# [Task directions]
Produce the records again in full, exactly as shown below.

# [Given records]
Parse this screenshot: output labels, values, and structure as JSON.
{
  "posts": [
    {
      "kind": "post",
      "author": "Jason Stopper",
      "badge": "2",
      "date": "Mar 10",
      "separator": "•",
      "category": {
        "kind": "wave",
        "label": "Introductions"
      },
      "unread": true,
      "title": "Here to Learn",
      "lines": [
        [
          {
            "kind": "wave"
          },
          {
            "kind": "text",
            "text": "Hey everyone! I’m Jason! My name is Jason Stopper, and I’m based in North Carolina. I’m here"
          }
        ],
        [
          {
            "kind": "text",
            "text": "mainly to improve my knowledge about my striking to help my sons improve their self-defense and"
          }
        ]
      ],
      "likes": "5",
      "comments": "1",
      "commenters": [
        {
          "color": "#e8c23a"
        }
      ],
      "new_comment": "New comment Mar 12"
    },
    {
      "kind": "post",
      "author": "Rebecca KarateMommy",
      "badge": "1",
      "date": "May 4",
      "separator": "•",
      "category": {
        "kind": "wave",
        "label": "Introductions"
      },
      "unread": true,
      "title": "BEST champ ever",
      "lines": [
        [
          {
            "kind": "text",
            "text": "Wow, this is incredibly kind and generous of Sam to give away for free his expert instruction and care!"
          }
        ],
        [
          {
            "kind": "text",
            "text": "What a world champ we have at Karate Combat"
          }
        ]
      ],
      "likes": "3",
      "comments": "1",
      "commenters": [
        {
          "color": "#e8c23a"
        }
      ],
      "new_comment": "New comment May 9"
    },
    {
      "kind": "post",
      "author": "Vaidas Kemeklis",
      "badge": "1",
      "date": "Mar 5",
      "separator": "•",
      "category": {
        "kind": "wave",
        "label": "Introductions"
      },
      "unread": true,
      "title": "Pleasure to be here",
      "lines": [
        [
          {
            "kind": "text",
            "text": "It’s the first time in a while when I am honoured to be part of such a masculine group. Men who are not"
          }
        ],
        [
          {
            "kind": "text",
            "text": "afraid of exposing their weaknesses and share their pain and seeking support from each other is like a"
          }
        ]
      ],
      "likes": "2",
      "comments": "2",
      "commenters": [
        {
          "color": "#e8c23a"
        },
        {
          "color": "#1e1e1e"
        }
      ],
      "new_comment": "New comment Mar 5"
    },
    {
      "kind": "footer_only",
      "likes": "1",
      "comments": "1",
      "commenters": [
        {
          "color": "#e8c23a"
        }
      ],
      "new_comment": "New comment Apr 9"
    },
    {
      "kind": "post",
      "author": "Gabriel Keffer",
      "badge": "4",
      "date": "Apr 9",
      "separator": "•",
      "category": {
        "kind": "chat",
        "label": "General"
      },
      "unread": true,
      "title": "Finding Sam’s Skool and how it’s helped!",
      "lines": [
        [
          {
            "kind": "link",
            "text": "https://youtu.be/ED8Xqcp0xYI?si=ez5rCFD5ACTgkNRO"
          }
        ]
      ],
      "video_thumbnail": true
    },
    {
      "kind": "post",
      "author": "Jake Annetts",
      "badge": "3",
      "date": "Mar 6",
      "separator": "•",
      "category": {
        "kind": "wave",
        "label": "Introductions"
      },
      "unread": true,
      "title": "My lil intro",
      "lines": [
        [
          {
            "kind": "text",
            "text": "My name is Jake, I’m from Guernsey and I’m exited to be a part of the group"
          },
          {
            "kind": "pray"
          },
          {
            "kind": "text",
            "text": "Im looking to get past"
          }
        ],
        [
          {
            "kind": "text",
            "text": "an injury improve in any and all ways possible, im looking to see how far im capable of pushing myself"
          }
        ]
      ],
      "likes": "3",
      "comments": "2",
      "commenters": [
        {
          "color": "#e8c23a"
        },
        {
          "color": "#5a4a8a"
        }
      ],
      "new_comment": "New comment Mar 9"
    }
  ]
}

# [Worked solution]
Parse this screenshot: output labels, values, and structure as JSON.
{
  "posts": [
    {
      "kind": "post",
      "author": "Jason Stopper",
      "badge": "2",
      "date": "Mar 10",
      "separator": "•",
      "category": {
        "kind": "wave",
        "label": "Introductions"
      },
      "unread": true,
      "title": "Here to Learn",
      "lines": [
        [
          {
            "kind": "wave"
          },
          {
            "kind": "text",
            "text": "Hey everyone! I’m Jason! My name is Jason Stopper, and I’m based in North Carolina. I’m here"
          }
        ],
        [
          {
            "kind": "text",
            "text": "mainly to improve my knowledge about my striking to help my sons improve their self-defense and"
          }
        ]
      ],
      "likes": "5",
      "comments": "1",
      "commenters": [
        {
          "color": "#e8c23a"
        }
      ],
      "new_comment": "New comment Mar 12"
    },
    {
      "kind": "post",
      "author": "Rebecca KarateMommy",
      "badge": "1",
      "date": "May 4",
      "separator": "•",
      "category": {
        "kind": "wave",
        "label": "Introductions"
      },
      "unread": true,
      "title": "BEST champ ever",
      "lines": [
        [
          {
            "kind": "text",
            "text": "Wow, this is incredibly kind and generous of Sam to give away for free his expert instruction and care!"
          }
        ],
        [
          {
            "kind": "text",
            "text": "What a world champ we have at Karate Combat"
          }
        ]
      ],
      "likes": "3",
      "comments": "1",
      "commenters": [
        {
          "color": "#e8c23a"
        }
      ],
      "new_comment": "New comment May 9"
    },
    {
      "kind": "post",
      "author": "Vaidas Kemeklis",
      "badge": "1",
      "date": "Mar 5",
      "separator": "•",
      "category": {
        "kind": "wave",
        "label": "Introductions"
      },
      "unread": true,
      "title": "Pleasure to be here",
      "lines": [
        [
          {
            "kind": "text",
            "text": "It’s the first time in a while when I am honoured to be part of such a masculine group. Men who are not"
          }
        ],
        [
          {
            "kind": "text",
            "text": "afraid of exposing their weaknesses and share their pain and seeking support from each other is like a"
          }
        ]
      ],
      "likes": "2",
      "comments": "2",
      "commenters": [
        {
          "color": "#e8c23a"
        },
        {
          "color": "#1e1e1e"
        }
      ],
      "new_comment": "New comment Mar 5"
    },
    {
      "kind": "footer_only",
      "likes": "1",
      "comments": "1",
      "commenters": [
        {
          "color": "#e8c23a"
        }
      ],
      "new_comment": "New comment Apr 9"
    },
    {
      "kind": "post",
      "author": "Gabriel Keffer",
      "badge": "4",
      "date": "Apr 9",
      "separator": "•",
      "category": {
        "kind": "chat",
        "label": "General"
      },
      "unread": true,
      "title": "Finding Sam’s Skool and how it’s helped!",
      "lines": [
        [
          {
            "kind": "link",
            "text": "https://youtu.be/ED8Xqcp0xYI?si=ez5rCFD5ACTgkNRO"
          }
        ]
      ],
      "video_thumbnail": true
    },
    {
      "kind": "post",
      "author": "Jake Annetts",
      "badge": "3",
      "date": "Mar 6",
      "separator": "•",
      "category": {
        "kind": "wave",
        "label": "Introductions"
      },
      "unread": true,
      "title": "My lil intro",
      "lines": [
        [
          {
            "kind": "text",
            "text": "My name is Jake, I’m from Guernsey and I’m exited to be a part of the group"
          },
          {
            "kind": "pray"
          },
          {
            "kind": "text",
            "text": "Im looking to get past"
          }
        ],
        [
          {
            "kind": "text",
            "text": "an injury improve in any and all ways possible, im looking to see how far im capable of pushing myself"
          }
        ]
      ],
      "likes": "3",
      "comments": "2",
      "commenters": [
        {
          "color": "#e8c23a"
        },
        {
          "color": "#5a4a8a"
        }
      ],
      "new_comment": "New comment Mar 9"
    }
  ]
}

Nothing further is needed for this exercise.